Data for this exercise:
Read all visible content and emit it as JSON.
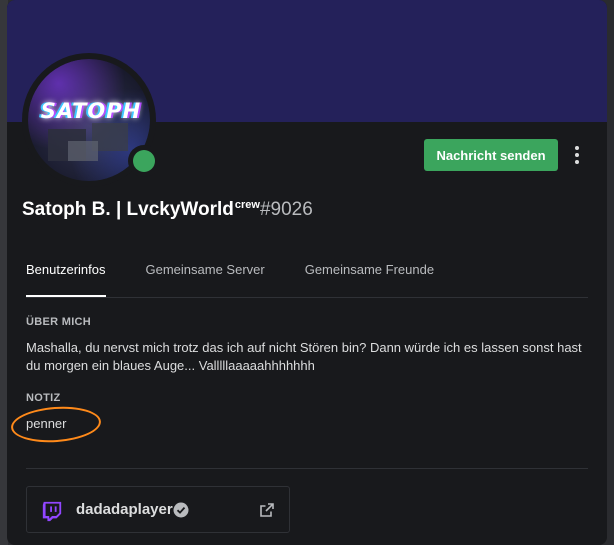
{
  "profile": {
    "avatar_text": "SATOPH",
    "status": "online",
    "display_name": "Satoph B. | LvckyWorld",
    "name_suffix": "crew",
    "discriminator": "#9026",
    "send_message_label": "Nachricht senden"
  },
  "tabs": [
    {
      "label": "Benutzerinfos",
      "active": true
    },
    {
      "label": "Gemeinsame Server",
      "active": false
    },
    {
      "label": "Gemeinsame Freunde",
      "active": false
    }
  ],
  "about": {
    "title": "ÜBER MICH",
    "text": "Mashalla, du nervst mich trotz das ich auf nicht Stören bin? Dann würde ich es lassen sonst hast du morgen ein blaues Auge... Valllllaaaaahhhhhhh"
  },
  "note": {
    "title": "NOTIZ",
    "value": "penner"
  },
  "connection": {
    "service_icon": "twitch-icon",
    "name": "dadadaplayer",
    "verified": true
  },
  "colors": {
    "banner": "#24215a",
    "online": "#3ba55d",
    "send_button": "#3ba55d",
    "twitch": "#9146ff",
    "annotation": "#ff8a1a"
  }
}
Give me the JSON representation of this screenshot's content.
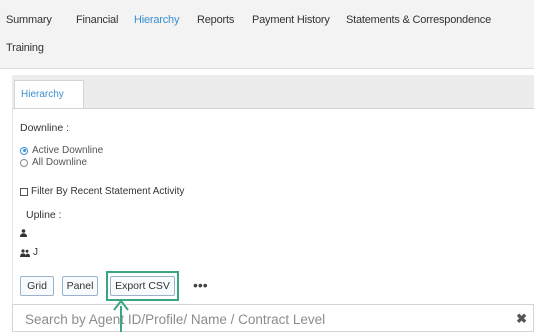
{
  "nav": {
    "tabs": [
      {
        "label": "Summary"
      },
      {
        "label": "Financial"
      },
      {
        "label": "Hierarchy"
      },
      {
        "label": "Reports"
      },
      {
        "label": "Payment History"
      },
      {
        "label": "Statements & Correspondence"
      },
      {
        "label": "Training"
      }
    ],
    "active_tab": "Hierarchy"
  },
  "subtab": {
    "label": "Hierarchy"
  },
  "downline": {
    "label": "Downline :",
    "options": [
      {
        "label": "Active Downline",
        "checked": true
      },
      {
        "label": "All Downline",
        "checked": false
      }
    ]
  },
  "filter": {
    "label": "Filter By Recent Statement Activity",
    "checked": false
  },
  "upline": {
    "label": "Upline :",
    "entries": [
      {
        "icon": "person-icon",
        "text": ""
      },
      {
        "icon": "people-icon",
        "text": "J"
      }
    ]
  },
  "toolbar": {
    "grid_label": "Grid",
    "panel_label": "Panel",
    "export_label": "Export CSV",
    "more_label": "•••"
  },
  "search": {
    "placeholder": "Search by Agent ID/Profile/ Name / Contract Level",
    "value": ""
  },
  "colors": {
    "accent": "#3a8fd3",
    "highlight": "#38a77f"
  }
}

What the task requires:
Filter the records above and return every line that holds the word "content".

Solution to this problem:
Read all visible content and emit it as JSON.
Give me the JSON representation of this screenshot's content.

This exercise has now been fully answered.